Dataset rows for apps and sites
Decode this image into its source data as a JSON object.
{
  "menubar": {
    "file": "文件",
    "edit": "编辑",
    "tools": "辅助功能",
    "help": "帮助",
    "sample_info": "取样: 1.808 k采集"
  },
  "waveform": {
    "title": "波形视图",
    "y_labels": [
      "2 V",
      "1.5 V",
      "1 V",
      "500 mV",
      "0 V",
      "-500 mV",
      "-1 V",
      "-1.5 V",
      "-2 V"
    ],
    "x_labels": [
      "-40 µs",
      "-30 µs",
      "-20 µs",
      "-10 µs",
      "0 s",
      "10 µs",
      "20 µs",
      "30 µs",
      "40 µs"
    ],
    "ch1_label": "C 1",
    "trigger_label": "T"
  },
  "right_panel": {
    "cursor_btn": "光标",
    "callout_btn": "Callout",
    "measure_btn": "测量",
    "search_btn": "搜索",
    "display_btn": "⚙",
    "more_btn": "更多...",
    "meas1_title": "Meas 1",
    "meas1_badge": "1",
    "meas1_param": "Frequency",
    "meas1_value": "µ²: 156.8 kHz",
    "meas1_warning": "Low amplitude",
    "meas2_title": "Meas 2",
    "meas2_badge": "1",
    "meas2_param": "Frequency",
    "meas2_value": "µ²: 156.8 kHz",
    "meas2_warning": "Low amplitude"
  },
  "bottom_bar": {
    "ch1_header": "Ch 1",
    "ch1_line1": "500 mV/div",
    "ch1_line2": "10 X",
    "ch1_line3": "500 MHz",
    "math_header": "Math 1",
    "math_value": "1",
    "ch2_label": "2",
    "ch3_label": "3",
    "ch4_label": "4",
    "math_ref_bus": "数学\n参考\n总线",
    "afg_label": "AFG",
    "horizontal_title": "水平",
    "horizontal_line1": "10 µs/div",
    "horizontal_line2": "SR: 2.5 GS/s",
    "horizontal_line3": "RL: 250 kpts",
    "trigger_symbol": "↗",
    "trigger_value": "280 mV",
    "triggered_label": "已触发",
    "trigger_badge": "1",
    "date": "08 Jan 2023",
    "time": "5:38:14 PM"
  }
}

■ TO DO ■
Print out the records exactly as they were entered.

■ TASK SOLUTION ■
Decode this image into its source data as a JSON object.
{
  "menubar": {
    "file": "文件",
    "edit": "编辑",
    "tools": "辅助功能",
    "help": "帮助",
    "sample_info": "取样: 1.808 k采集"
  },
  "waveform": {
    "title": "波形视图",
    "y_labels": [
      "2 V",
      "1.5 V",
      "1 V",
      "500 mV",
      "0 V",
      "-500 mV",
      "-1 V",
      "-1.5 V",
      "-2 V"
    ],
    "x_labels": [
      "-40 µs",
      "-30 µs",
      "-20 µs",
      "-10 µs",
      "0 s",
      "10 µs",
      "20 µs",
      "30 µs",
      "40 µs"
    ],
    "ch1_label": "C 1",
    "trigger_label": "T"
  },
  "right_panel": {
    "cursor_btn": "光标",
    "callout_btn": "Callout",
    "measure_btn": "测量",
    "search_btn": "搜索",
    "display_btn": "⚙",
    "more_btn": "更多...",
    "meas1_title": "Meas 1",
    "meas1_badge": "1",
    "meas1_param": "Frequency",
    "meas1_value": "µ²: 156.8 kHz",
    "meas1_warning": "Low amplitude",
    "meas2_title": "Meas 2",
    "meas2_badge": "1",
    "meas2_param": "Frequency",
    "meas2_value": "µ²: 156.8 kHz",
    "meas2_warning": "Low amplitude"
  },
  "bottom_bar": {
    "ch1_header": "Ch 1",
    "ch1_line1": "500 mV/div",
    "ch1_line2": "10 X",
    "ch1_line3": "500 MHz",
    "math_header": "Math 1",
    "math_value": "1",
    "ch2_label": "2",
    "ch3_label": "3",
    "ch4_label": "4",
    "math_ref_bus": "数学\n参考\n总线",
    "afg_label": "AFG",
    "horizontal_title": "水平",
    "horizontal_line1": "10 µs/div",
    "horizontal_line2": "SR: 2.5 GS/s",
    "horizontal_line3": "RL: 250 kpts",
    "trigger_symbol": "↗",
    "trigger_value": "280 mV",
    "triggered_label": "已触发",
    "trigger_badge": "1",
    "date": "08 Jan 2023",
    "time": "5:38:14 PM"
  }
}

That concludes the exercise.